Vantage Point: There’s Not an App for That – But We Can Help!

Personal fitness trackers—like the Fitbit® or Jawbone®—are popular devices to help you keep your New Year’s resolutions and stay fit all year long. The fitness tracker collects data and sends it to a phone app that tracks physical activity, calorie intake, and sleep quality. Wouldn’t it be cool if the device included an insurance tab to help people navigate their Medicare benefits, too?

Could you imagine how you’d feel slipping on the device if it said,
• “You have adequate coverage for your current health.”
• “Your doctor is in-network, and the out-of-pocket cost for your upcoming appointment is $10.”
• “Warning, you are nearing the prescription coverage gap.”

Until that technology comes along, Health Alliance Medicare can help explain Medicare basics. Most people paid for Medicare Part A through their payroll taxes while they were working, so they don’t pay a premium now. Part A covers inpatient hospital procedures, but not the doctor who does the procedure.

Medicare Part B covers the doctor and requires a monthly premium. Both A and B have deductibles (what you pay before your coverage kicks in) and coinsurance (a percentage of total cost that you pay). Figuring out coinsurance is tricky because it’s hard to plan what the overall doctor visit or hospital cost will be.

Medicare Part D is for prescription drug coverage. If you don’t choose Part D when you become eligible for Medicare, you could pay a penalty, called the Late Enrollment Penalty, if you add it later. If you pay a lot for your medicine, it’s important to read your monthly Explanation of Benefits to see if and when you’ll fall into the coverage gap.
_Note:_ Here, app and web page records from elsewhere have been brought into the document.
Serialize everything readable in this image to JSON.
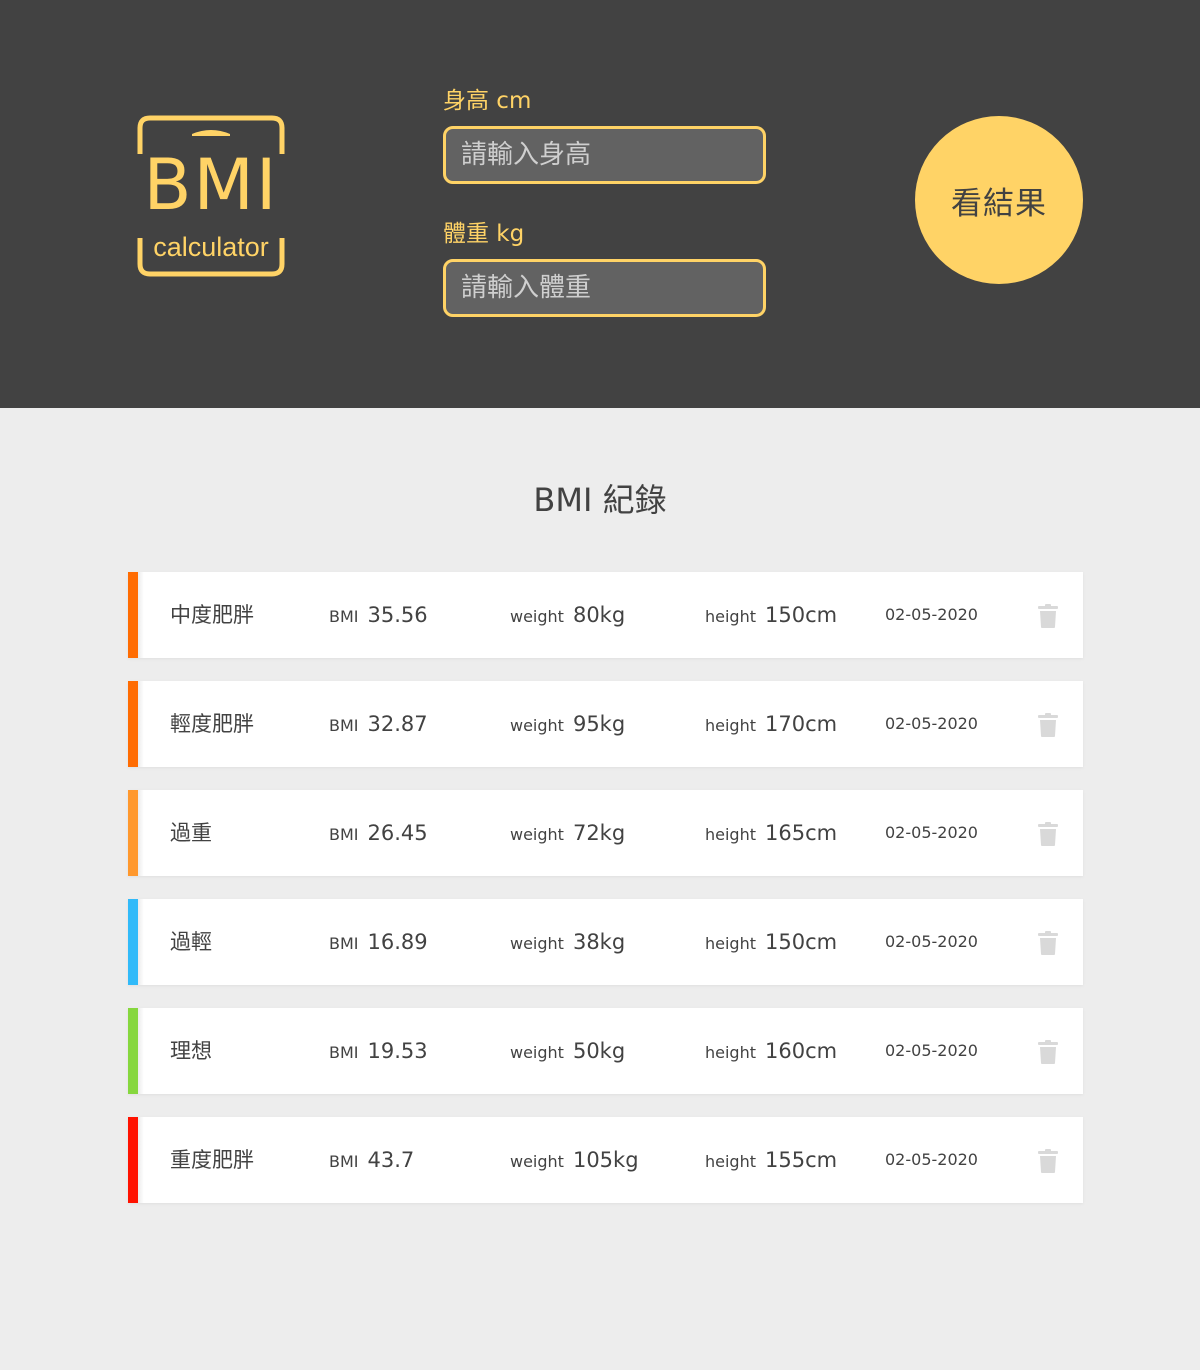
{
  "logo": {
    "title": "BMI",
    "subtitle": "calculator",
    "color": "#FFD366"
  },
  "form": {
    "height_label": "身高 cm",
    "height_placeholder": "請輸入身高",
    "weight_label": "體重 kg",
    "weight_placeholder": "請輸入體重",
    "submit_label": "看結果"
  },
  "records": {
    "title": "BMI 紀錄",
    "bmi_label": "BMI",
    "weight_label": "weight",
    "height_label": "height",
    "items": [
      {
        "status": "中度肥胖",
        "bmi": "35.56",
        "weight": "80kg",
        "height": "150cm",
        "date": "02-05-2020",
        "color": "#FF6C02"
      },
      {
        "status": "輕度肥胖",
        "bmi": "32.87",
        "weight": "95kg",
        "height": "170cm",
        "date": "02-05-2020",
        "color": "#FF6C02"
      },
      {
        "status": "過重",
        "bmi": "26.45",
        "weight": "72kg",
        "height": "165cm",
        "date": "02-05-2020",
        "color": "#FF982D"
      },
      {
        "status": "過輕",
        "bmi": "16.89",
        "weight": "38kg",
        "height": "150cm",
        "date": "02-05-2020",
        "color": "#31BAF9"
      },
      {
        "status": "理想",
        "bmi": "19.53",
        "weight": "50kg",
        "height": "160cm",
        "date": "02-05-2020",
        "color": "#86D73E"
      },
      {
        "status": "重度肥胖",
        "bmi": "43.7",
        "weight": "105kg",
        "height": "155cm",
        "date": "02-05-2020",
        "color": "#FF1200"
      }
    ]
  },
  "icons": {
    "delete": "trash-icon"
  },
  "colors": {
    "header_bg": "#424242",
    "accent": "#FFD366",
    "page_bg": "#EDEDED"
  }
}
Medicare Advantage plans, like Health Alliance Medicare, are called Part C and cover every benefit of Original Medicare and more, plus you can add prescription drug coverage. Medicare Advantage plans can be an easy transition for those turning 65 because they look a lot like employer insurance plans.

Until someone invents a Medicare app, consider Health Alliance Medicare your source for information. Helping people get started with the right information to avoid common and costly pitfalls later is the best part of our jobs.